═════ GIVEN RECORDS ═════
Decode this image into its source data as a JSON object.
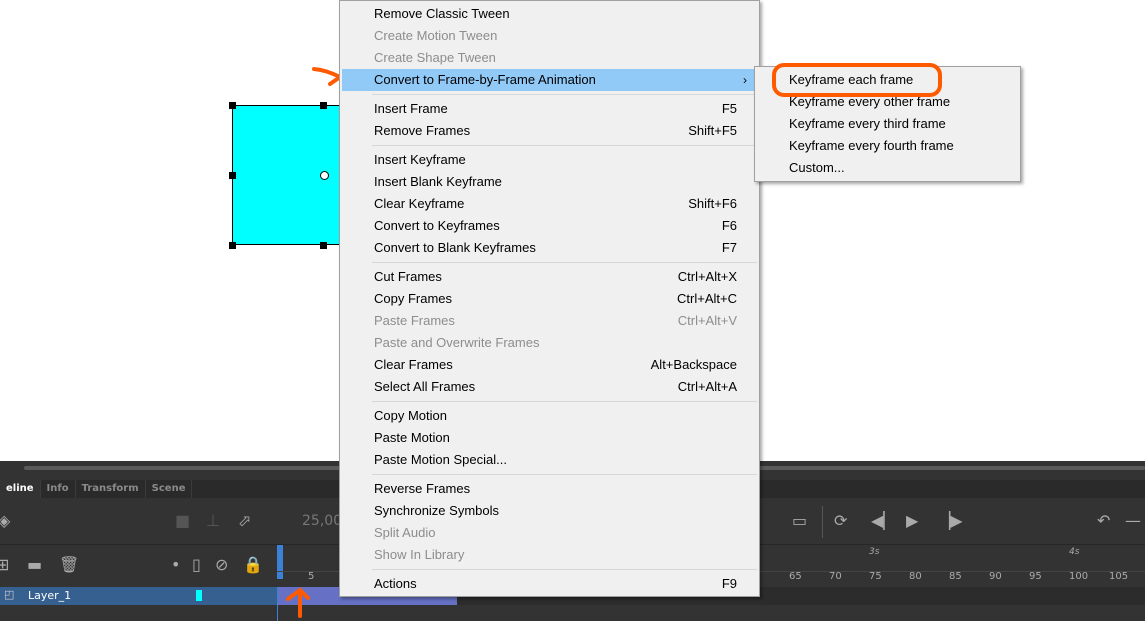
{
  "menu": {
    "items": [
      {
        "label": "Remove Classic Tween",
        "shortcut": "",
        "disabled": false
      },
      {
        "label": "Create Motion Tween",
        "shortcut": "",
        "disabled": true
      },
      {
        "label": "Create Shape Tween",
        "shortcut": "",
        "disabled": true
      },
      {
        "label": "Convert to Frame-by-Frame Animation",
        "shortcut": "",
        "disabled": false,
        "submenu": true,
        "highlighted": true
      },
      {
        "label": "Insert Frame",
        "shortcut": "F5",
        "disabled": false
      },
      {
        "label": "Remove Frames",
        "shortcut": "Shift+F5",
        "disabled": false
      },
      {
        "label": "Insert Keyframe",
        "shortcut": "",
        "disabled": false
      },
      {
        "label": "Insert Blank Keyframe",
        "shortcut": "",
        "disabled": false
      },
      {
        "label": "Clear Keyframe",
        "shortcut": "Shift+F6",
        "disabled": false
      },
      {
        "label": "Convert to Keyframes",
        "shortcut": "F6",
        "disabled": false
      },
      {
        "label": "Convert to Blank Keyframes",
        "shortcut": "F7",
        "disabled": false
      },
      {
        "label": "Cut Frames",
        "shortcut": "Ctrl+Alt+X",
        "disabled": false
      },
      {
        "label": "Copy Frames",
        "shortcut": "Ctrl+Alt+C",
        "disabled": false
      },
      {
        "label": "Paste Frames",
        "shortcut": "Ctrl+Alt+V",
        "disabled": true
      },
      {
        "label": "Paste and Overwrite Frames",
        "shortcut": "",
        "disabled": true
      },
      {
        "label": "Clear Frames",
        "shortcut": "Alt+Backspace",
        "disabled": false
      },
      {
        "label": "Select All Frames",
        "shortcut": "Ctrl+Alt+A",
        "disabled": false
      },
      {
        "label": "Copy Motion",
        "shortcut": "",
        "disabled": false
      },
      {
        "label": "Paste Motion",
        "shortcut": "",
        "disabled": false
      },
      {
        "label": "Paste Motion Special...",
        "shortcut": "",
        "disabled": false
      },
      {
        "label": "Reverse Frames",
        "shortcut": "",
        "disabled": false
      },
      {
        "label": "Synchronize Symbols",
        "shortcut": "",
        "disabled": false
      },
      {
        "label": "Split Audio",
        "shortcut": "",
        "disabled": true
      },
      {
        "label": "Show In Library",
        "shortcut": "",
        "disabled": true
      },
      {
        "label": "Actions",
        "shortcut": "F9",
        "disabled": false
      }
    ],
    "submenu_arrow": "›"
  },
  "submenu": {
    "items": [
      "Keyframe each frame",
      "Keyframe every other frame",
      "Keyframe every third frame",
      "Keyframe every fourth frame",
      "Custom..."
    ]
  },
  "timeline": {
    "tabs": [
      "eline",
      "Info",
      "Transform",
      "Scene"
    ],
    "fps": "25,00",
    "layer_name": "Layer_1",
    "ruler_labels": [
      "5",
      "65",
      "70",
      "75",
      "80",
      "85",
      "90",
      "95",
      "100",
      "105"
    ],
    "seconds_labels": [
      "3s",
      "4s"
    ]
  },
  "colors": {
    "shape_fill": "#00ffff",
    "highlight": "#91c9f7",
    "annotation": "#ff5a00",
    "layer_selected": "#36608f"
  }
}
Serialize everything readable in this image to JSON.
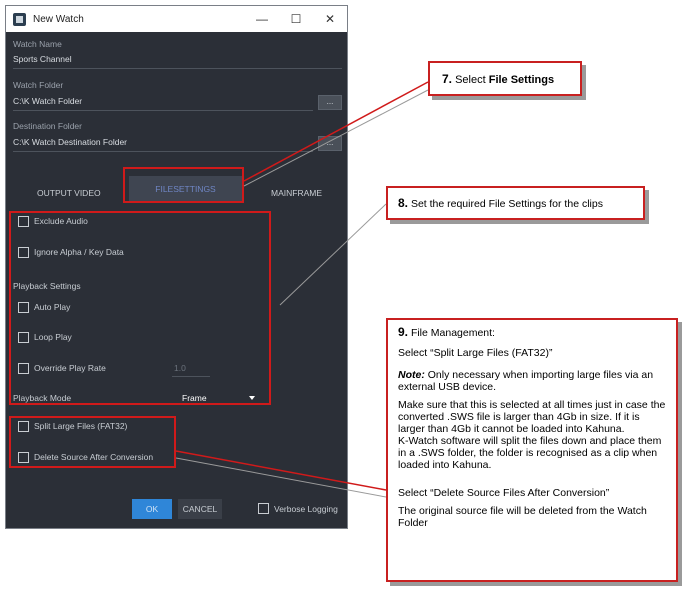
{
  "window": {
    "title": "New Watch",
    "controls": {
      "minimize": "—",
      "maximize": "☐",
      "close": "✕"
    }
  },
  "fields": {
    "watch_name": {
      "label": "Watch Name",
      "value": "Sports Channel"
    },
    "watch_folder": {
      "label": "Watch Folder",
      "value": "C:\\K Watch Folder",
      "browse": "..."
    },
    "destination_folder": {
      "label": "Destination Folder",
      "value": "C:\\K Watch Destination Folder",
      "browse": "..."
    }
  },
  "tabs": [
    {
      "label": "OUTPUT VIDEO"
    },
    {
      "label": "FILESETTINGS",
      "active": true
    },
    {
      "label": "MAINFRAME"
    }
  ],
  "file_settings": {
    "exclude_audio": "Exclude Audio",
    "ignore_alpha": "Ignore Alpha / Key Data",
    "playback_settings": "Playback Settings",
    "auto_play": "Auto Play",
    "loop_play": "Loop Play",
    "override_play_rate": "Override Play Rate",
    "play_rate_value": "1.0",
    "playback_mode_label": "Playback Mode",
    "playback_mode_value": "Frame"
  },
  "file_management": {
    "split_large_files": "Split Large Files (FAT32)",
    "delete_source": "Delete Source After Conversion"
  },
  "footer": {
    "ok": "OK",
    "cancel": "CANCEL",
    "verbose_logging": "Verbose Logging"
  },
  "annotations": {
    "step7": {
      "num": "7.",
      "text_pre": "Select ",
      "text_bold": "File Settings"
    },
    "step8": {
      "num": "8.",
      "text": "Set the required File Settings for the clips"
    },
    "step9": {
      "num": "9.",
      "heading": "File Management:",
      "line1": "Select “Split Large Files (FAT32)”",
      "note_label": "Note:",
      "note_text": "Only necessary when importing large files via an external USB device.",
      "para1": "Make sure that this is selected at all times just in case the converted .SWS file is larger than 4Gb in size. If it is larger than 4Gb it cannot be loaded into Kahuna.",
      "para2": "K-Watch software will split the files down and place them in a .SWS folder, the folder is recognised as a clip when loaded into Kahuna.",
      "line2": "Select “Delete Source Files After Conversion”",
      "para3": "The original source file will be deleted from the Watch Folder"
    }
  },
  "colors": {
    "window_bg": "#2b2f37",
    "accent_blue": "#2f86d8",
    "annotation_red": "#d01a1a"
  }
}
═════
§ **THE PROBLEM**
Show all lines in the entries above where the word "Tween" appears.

§ **RESULT BELOW**
        "label": "Remove Classic Tween",
        "label": "Create Motion Tween",
        "label": "Create Shape Tween",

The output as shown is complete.